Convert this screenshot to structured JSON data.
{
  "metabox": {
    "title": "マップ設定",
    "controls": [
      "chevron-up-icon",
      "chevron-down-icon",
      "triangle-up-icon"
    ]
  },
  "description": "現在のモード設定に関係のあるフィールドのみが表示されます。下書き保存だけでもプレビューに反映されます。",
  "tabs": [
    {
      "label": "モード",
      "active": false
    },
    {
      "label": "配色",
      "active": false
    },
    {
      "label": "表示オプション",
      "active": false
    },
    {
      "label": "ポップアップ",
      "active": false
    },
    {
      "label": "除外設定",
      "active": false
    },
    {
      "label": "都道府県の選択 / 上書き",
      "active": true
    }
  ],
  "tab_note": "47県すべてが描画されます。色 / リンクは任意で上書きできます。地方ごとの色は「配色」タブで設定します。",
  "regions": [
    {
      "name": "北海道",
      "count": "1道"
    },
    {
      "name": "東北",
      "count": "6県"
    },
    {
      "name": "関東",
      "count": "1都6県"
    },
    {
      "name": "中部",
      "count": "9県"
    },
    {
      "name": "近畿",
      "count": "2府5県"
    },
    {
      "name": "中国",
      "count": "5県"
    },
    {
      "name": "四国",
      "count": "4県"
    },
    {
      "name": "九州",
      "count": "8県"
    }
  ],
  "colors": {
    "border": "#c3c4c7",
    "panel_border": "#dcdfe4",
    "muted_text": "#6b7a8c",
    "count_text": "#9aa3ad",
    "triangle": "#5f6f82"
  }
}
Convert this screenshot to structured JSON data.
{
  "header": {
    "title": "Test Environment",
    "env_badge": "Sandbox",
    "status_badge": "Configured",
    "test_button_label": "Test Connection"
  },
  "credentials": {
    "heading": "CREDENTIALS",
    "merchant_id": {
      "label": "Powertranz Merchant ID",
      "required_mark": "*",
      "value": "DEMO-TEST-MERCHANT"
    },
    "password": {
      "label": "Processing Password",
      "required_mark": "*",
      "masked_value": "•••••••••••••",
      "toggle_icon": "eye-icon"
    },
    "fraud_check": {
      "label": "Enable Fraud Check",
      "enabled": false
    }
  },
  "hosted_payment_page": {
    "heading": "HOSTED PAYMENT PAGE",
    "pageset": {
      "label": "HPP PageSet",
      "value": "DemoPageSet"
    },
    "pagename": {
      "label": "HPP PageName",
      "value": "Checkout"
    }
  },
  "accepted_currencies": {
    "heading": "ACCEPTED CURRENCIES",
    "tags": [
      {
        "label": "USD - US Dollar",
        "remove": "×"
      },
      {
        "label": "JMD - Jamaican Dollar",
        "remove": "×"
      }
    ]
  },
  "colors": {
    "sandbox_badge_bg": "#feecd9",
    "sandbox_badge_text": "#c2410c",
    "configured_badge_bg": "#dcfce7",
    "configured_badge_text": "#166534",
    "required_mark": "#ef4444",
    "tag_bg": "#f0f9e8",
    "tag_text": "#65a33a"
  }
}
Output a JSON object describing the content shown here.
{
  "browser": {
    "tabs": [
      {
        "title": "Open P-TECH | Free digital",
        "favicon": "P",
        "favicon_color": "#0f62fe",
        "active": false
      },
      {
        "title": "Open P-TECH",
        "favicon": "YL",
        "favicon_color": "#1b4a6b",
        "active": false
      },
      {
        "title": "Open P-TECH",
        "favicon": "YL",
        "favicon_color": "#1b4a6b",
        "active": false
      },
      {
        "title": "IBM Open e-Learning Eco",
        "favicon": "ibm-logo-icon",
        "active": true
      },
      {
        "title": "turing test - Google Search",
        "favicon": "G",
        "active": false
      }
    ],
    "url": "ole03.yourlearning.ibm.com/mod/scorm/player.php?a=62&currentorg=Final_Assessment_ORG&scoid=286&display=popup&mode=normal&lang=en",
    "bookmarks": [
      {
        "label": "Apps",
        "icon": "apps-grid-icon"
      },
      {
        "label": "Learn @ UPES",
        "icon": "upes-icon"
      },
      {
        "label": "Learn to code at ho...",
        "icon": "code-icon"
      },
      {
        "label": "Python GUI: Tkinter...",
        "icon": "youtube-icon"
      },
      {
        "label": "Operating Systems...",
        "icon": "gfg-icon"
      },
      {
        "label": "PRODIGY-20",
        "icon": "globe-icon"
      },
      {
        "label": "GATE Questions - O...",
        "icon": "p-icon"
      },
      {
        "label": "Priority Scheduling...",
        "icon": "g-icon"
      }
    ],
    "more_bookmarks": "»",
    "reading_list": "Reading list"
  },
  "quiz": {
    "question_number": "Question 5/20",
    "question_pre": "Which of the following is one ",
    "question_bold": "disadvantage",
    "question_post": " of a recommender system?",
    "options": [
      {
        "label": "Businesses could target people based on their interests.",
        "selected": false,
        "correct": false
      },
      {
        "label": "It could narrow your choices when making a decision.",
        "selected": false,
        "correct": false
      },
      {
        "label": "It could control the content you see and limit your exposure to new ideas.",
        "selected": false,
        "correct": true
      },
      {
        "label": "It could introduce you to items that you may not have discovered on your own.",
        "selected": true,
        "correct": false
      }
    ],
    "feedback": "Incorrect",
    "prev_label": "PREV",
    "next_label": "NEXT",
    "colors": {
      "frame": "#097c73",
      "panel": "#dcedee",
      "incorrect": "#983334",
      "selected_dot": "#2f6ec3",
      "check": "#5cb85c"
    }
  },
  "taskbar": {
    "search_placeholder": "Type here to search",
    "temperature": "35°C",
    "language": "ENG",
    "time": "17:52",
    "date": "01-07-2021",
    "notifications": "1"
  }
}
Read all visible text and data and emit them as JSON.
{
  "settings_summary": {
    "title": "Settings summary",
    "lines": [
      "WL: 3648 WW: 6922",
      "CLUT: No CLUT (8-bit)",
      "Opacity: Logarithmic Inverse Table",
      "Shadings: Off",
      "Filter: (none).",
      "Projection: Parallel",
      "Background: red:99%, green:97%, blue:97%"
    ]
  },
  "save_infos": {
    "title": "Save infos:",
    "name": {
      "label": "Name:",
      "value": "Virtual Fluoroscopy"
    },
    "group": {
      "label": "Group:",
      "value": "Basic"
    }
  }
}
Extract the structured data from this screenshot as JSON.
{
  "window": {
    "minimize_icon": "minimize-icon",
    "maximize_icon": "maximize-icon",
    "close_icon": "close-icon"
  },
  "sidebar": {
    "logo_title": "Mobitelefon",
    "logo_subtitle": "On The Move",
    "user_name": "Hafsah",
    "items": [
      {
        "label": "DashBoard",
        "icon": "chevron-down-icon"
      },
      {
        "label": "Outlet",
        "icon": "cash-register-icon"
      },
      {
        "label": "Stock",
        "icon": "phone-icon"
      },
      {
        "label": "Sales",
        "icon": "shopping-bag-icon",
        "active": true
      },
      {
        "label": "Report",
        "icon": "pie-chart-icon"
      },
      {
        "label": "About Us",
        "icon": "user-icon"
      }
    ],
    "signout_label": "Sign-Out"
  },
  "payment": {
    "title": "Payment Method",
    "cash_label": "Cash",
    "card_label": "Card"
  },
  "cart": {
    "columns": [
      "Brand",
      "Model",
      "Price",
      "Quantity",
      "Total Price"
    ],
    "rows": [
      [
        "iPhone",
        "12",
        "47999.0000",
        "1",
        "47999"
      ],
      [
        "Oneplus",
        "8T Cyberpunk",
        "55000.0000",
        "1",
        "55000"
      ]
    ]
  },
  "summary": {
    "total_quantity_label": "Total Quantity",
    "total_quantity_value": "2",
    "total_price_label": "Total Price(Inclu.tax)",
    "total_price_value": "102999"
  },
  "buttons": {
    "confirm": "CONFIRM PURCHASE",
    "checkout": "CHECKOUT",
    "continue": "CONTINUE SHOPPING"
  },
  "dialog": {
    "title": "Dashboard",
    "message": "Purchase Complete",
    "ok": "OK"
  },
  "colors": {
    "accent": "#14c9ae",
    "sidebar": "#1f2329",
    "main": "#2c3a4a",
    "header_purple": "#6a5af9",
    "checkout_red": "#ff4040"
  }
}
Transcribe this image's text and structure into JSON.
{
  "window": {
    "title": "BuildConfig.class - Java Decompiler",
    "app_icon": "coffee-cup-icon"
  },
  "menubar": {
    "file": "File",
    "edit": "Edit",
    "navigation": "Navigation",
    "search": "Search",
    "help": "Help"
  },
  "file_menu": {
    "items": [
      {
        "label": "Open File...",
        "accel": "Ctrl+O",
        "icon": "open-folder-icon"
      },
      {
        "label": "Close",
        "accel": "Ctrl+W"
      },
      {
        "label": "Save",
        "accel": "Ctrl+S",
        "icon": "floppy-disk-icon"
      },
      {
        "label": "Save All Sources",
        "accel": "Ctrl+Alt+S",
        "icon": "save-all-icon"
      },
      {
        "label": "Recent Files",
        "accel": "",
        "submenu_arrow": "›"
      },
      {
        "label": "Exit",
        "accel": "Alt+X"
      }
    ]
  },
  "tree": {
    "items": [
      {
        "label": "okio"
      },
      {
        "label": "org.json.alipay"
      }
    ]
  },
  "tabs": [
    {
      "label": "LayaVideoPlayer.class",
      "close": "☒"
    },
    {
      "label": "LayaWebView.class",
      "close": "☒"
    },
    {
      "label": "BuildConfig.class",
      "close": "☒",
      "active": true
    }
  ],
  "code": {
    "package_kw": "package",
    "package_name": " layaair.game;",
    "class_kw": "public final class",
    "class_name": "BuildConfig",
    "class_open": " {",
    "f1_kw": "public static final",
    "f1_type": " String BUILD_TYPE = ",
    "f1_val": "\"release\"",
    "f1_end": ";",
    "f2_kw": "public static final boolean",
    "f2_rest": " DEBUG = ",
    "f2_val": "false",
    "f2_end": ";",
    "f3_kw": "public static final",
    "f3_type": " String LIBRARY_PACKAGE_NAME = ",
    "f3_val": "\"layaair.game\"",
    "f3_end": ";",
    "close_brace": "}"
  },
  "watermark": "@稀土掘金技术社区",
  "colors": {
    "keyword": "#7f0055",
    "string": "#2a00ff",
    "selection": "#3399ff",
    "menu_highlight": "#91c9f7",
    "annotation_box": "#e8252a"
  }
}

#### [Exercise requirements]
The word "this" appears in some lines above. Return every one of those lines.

#### [Your solution]
Convert this screenshot to structured JSON data.
Convert this screenshot to structured JSON data.
Extract the structured data from this screenshot as JSON.
Transcribe this image's text and structure into JSON.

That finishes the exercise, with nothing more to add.